Eric Lander is one of the few scientists my high school biology students can recognize, the other is ND Tyson. Watch him teach on a fantastic video here:
I show this each and every year, and when you get to the baby Hayden story, no matter how crass, jaded and rowdy the class is, they change, even if for an hour.
You say "In fact, a lot of profs don't teach at all." Not so. A professor that doesn't teach at all is a rarity. Those that do no teaching are by far mostly "research faculty," that is, faculty who are not paid by the university at all, but whose salary must come from research grants. Other than that, the vast majority of professors teach. (Not necessarily well, but that's another story.)
All professors profess! But only a few can communicate with enthusiasm and are passionate about hers/his students. One of the best professors/teachers/researchers at UCLA is Distinguish Professor J. William Schopf who teaches every spring term 100 some undergraduate students on introductory biology and the origin of life. Schopf is the founder of the interdisciplinary field of Precambrian paleonbiology/Nature- in-its-entirety.
I am happy to see President-elect Obama's Science Board has a TEACHER Eric Lander!
Don't know how it is on your planet, but here on earth, almost all of us professors teach, and it is in our teaching roll that most folks who attend a university know us. I really disagree with your remarks.
this is probably more true for medical schools and major research universities.
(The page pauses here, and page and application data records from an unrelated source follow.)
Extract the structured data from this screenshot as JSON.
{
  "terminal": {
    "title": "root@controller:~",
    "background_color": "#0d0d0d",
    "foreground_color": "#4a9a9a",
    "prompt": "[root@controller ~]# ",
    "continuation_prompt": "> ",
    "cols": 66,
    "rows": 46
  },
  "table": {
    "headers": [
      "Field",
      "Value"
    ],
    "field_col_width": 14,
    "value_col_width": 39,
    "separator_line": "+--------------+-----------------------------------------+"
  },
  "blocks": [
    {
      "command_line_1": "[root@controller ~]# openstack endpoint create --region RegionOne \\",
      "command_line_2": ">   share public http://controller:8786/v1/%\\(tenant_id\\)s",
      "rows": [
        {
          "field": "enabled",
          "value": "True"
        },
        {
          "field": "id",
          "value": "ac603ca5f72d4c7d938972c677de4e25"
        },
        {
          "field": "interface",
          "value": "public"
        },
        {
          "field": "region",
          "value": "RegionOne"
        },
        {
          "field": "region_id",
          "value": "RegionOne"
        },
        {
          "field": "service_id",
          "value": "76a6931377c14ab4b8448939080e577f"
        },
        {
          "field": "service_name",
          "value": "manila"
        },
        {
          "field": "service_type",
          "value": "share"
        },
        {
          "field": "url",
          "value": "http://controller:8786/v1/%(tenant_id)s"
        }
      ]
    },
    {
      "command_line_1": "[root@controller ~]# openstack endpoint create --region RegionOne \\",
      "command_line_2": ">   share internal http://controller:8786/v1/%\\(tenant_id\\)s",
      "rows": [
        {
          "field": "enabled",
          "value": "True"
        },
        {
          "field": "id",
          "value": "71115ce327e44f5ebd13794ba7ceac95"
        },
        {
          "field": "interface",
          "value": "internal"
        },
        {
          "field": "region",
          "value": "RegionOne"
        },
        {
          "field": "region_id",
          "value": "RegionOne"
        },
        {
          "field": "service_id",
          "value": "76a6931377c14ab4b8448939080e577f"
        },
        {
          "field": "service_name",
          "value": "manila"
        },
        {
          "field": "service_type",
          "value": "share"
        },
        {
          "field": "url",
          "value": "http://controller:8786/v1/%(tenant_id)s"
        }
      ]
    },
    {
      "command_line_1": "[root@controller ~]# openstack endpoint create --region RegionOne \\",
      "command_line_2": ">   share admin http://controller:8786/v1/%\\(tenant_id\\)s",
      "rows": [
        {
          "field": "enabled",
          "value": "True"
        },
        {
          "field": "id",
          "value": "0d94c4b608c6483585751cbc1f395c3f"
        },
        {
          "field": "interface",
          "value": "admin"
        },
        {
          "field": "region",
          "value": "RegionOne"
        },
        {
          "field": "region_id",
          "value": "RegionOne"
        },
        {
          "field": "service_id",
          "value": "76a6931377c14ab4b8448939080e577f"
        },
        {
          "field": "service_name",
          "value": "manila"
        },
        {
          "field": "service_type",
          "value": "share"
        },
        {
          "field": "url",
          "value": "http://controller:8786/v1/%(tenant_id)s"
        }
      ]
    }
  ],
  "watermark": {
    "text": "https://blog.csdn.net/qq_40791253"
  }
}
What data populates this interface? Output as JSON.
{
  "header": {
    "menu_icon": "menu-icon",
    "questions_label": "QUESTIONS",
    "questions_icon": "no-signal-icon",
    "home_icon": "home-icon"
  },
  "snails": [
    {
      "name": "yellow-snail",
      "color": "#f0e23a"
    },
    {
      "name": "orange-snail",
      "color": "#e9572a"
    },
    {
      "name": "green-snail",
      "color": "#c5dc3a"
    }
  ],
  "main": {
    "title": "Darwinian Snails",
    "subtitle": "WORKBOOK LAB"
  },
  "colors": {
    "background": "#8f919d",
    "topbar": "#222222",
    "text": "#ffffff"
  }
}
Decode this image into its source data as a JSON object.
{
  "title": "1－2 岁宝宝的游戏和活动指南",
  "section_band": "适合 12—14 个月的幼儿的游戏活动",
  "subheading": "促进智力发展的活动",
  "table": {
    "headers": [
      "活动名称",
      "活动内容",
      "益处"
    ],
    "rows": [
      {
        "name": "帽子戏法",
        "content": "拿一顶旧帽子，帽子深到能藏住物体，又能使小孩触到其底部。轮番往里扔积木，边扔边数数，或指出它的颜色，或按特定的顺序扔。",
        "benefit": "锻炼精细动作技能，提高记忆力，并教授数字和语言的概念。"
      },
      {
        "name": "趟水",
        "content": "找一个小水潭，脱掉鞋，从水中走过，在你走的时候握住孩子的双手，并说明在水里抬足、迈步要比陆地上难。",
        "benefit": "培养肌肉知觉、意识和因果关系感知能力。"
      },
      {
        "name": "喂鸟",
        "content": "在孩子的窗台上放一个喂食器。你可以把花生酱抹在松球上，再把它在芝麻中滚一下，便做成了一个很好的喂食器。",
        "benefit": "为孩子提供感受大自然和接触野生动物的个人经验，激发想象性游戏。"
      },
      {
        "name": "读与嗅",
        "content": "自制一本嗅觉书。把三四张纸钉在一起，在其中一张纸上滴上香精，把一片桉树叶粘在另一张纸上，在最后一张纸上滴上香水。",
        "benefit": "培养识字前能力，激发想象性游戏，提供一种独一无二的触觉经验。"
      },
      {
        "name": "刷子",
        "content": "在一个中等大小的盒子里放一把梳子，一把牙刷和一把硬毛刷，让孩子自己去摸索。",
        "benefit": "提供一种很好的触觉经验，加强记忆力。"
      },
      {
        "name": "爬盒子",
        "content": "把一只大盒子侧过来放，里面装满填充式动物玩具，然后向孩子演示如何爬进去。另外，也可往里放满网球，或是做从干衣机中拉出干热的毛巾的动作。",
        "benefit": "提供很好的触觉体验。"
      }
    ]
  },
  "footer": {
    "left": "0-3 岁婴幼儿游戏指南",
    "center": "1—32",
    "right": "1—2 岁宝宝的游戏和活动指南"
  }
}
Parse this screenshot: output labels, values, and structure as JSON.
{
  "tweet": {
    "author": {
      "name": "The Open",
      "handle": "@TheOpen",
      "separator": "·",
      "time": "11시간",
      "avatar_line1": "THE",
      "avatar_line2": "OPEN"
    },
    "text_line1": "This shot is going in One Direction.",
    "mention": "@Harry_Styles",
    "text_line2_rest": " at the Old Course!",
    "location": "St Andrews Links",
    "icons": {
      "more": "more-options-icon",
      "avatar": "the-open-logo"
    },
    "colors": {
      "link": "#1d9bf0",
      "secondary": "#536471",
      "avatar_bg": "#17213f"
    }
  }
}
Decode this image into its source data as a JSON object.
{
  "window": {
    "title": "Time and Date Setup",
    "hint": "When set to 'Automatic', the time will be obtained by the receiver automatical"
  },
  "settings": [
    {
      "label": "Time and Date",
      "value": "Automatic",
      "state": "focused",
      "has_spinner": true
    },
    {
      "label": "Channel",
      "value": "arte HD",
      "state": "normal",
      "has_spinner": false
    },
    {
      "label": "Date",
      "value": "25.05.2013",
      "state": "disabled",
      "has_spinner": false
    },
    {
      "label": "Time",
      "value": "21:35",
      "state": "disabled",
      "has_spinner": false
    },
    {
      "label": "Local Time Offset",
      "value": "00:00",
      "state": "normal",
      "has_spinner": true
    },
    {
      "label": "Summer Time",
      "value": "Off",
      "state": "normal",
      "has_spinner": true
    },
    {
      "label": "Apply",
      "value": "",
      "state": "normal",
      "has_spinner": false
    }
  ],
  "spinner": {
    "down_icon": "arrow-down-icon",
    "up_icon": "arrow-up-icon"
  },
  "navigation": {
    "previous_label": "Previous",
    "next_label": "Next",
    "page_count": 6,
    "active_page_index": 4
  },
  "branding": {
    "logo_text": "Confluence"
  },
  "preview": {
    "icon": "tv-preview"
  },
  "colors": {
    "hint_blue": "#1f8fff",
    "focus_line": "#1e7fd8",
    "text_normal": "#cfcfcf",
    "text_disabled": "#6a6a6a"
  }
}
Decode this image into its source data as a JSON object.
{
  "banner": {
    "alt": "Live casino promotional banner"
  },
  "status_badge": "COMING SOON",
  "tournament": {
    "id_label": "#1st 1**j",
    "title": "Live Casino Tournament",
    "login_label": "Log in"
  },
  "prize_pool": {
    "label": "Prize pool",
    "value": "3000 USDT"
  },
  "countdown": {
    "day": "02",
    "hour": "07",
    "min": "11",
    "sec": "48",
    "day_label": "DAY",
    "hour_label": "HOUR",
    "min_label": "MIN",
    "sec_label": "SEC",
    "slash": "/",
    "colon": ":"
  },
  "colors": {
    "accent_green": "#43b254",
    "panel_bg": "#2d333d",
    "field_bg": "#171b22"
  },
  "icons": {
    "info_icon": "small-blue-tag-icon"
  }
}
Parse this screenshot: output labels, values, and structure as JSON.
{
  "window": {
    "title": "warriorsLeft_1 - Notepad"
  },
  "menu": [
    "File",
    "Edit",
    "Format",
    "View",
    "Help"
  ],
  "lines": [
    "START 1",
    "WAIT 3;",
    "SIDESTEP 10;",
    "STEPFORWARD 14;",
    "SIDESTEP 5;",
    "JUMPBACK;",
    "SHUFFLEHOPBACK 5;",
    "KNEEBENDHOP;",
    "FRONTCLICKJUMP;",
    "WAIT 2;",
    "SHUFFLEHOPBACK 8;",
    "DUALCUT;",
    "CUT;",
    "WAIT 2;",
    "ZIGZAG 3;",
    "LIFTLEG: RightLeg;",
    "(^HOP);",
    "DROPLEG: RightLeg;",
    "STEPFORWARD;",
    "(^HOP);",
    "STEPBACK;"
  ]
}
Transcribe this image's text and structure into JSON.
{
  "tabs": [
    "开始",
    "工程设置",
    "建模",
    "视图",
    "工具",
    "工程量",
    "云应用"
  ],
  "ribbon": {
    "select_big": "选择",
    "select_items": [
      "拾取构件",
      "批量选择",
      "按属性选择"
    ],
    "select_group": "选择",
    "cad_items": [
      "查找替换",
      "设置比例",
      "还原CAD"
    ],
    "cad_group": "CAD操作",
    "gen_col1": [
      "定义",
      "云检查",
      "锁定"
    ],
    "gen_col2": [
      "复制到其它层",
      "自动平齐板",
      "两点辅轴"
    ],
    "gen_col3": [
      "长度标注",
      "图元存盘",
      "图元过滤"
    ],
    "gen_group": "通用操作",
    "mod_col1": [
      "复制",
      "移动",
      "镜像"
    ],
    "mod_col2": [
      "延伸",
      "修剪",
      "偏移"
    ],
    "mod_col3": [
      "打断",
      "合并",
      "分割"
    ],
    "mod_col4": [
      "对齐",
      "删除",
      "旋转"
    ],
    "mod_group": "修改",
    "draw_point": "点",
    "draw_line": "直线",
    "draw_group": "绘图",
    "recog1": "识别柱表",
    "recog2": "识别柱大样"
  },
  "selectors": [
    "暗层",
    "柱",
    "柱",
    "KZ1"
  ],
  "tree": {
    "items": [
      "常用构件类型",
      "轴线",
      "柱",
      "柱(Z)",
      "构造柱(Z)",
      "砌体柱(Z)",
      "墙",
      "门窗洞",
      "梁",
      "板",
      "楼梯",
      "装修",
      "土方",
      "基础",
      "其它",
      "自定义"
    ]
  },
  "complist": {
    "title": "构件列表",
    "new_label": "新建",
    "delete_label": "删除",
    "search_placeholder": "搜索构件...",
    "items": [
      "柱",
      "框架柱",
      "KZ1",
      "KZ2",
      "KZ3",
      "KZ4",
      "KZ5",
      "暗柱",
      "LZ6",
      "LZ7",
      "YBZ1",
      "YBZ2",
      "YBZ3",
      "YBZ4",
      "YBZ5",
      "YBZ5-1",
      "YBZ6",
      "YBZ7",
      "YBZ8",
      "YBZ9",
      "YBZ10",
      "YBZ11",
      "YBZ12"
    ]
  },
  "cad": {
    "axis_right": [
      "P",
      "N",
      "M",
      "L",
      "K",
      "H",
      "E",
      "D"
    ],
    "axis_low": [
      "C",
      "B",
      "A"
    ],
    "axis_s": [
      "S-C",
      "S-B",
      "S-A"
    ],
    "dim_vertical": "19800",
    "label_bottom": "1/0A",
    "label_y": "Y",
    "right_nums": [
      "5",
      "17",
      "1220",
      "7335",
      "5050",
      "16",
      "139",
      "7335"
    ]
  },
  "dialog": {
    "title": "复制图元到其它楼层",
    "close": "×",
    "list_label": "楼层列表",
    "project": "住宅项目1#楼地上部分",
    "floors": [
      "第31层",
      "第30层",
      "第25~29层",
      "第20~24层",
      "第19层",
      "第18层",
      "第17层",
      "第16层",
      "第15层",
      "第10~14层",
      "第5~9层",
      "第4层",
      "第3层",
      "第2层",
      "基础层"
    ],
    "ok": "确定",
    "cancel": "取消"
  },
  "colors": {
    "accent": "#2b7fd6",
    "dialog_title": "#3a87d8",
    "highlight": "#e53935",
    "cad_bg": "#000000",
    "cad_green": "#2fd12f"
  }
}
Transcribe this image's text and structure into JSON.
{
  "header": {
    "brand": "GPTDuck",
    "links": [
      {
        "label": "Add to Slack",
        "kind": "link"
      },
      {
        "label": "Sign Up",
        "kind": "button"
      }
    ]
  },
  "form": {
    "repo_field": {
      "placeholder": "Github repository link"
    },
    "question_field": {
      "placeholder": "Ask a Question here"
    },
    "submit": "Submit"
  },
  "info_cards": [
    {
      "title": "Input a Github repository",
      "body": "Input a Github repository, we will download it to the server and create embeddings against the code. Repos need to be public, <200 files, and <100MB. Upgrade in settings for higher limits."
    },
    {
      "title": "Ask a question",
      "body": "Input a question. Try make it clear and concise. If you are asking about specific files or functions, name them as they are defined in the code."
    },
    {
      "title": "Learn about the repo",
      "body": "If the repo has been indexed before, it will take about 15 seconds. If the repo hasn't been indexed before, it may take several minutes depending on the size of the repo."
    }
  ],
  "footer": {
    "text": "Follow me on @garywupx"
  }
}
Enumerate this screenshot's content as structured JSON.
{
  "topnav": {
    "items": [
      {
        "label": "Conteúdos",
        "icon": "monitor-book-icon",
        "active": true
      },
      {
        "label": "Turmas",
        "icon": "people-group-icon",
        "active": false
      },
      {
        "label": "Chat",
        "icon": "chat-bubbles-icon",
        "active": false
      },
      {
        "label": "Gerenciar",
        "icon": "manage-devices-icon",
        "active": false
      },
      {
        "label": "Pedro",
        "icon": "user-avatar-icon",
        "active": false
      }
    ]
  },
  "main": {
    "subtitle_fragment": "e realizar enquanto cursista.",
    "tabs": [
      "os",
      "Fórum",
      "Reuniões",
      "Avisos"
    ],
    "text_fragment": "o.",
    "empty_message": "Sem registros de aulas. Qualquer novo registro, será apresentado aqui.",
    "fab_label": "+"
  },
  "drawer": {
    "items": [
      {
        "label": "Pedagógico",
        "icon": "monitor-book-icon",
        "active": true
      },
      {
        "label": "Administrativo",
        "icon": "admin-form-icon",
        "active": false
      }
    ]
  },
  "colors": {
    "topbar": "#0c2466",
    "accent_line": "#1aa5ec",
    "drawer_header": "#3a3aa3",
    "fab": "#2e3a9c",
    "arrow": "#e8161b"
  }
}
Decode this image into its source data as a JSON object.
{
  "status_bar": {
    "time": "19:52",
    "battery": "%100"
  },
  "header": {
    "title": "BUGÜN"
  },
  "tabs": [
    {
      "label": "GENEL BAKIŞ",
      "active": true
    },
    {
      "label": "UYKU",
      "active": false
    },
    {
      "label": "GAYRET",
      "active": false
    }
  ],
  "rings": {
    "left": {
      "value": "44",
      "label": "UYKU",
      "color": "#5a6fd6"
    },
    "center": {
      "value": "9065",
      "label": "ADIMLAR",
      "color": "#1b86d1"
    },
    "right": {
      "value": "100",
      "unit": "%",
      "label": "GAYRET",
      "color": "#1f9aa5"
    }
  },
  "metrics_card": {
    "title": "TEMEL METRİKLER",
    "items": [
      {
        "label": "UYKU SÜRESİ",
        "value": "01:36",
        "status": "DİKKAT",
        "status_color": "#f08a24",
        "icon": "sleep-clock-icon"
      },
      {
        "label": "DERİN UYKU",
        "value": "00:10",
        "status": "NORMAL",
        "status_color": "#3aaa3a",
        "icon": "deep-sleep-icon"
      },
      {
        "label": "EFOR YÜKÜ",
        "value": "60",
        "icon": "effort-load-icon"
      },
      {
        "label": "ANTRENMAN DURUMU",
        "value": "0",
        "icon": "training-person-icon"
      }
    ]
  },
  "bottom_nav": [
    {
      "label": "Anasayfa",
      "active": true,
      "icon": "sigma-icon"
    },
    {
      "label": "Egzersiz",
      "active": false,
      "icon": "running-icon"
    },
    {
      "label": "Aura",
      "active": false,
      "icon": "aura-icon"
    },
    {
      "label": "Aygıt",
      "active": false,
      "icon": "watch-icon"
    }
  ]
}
Less true for smaller schools and liberal arts institutions. My thesis advisor spent 95% of her time on research related activities and about 5% of her time in actual class teaching (4 lectures a year). After all, it is the grant money that brings in the money, not tuition.